Green and White Tea Are Great for Oral Health

tea and tea leaves on wooden table

Drinking tea is a sacred ritual in many cultures. Humans have been brewing tea for thousands of years. Tea has been widely used for medicinal properties, for religious and spiritual ceremonies, and for social gatherings.

Tea comes in many varieties, and you may be overwhelmed to choose if you’re a novice tea drinker. Luckily Carine Bourgeois, owner and chef of Roswell Teahouse on Magnolia Street, shared some of her deep insight about tea with us.

“Drinking tea improves people’s lives because of health benefits, but also, and maybe just as important, tea brings people together,” Carine says. “It evokes senses we didn’t think we had.”

Tea Is Good for You

We’re not talking southern style sweet tea loaded with sugar. If you’re from the southern part of the U.S., you probably think of sweet tea when someone mentions tea. But teas like green tea, oolong, black tea, and white tea are actually really good for you. If you visit a tea shop with an herbalist, you can have speciality teas mixed just for your specific desires.

“White tea is good for oral health and contains no tannins that stain the teeth,” Carine says.

White tea contains fluoride which helps reduce cavities, and it also contains a tannin that inhibits a specific bacteria, Streptococcus mutans, which helps plaque form.

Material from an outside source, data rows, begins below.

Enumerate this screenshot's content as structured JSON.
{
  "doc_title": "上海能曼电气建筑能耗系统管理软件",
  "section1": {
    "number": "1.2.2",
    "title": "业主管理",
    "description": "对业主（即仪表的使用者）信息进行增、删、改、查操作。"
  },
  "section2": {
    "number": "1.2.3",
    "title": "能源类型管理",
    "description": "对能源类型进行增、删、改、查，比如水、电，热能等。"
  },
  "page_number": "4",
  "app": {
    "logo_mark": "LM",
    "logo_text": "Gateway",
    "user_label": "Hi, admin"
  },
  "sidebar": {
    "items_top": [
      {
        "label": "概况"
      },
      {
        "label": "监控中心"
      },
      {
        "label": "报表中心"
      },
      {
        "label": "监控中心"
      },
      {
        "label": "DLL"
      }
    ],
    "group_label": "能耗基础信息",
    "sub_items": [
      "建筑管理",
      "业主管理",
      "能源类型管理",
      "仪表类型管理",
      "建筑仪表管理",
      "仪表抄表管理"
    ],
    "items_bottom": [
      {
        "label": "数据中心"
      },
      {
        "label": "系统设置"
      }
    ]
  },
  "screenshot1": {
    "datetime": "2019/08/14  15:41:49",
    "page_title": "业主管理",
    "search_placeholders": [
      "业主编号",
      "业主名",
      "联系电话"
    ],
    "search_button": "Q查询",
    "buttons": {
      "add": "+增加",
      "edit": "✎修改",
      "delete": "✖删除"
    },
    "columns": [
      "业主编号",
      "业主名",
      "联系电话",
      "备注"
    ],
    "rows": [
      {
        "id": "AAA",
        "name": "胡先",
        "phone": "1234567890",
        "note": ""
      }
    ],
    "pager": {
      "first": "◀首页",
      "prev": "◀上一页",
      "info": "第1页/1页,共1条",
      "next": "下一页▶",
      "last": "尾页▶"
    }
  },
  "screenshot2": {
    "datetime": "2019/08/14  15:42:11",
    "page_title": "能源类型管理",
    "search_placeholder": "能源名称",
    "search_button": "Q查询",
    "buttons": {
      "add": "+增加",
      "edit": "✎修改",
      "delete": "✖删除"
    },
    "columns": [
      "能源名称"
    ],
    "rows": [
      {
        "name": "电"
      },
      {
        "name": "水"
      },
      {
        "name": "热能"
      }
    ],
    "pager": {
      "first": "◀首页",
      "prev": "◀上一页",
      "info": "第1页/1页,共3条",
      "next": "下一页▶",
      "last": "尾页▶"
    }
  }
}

Thus white tea is very good for preventing cavities and discouraging plaque from forming.

Green tea is well known for its antioxidants. The Journal of Periodontology published a study on the positive effects of green tea on oral health. The study examined 940 men for three indicators of periodontal disease — bleeding gums when probed, periodontal pocket depth, and clinical attachment loss of the gum tissues. The subjects who drank a cup of green tea each day showed a decrease in each of the three gum disease indicators mentioned. Since oral health is a good indicator for overall health, it’s important to keep your teeth and gums clean and healthy.

The health benefits of tea don’t stop with the teeth and gums.

“Oolong tea helps with stimulating the metabolism, so therefore you’ll find diet teas are mostly oolong teas,” says Dr. James Park, DMD, a dentist in La Habra. “Black tea is also good for the cardio vascular system and green tea inhibits cancer cells and prevents them from growing.”

Take it Plain, No Milk or Sugar

Many people enjoy adding milk or sugar to their teas, but tea is much better for you when you drink it plain. Adding milk to tea can cut some of its health benefits, and adding sugar is not good for your teeth and gums. Sugar feeds the bacteria in your mouth which can cause cavities and gum disease.

“I never use additives to my tea as I want the full flavor and I want to ‘experience’ my tea,” Carine says. “I want to know where my tea came from, how it was processed, etc. I can smell and taste a tea and know the basics of where it came from.”

Sip Mindfully

Tea is a sacred ritual to many people the world over. Tea brings people together and encourages conversation. Buddhism and tea go hand in hand, as tea is commonly paired with meditation.

As Buddhist monk and author Thich Nhat Hanh says, “Drink your tea slowly and reverently, as if it is the axis on which the world revolves — slowly, evenly, without rushing toward the future.”

Drink mindfully, when possible, alone or with friends. Take a cue from Carine and sip slowly. Try to taste each flavor and name it. With a little practice, you could become a tea connoisseur.

And if you’re in Roswell, stop by and try one of the roughly 100 types of tea from around the world. Their Anti-Aging Houseblend is their most popular beverage — a blend of green tea, oolong, white tea, and rooibos tea.

“Drinking tea simply makes one feel better,” Carine says. Have a cup of tea, and you’ll feel better, too!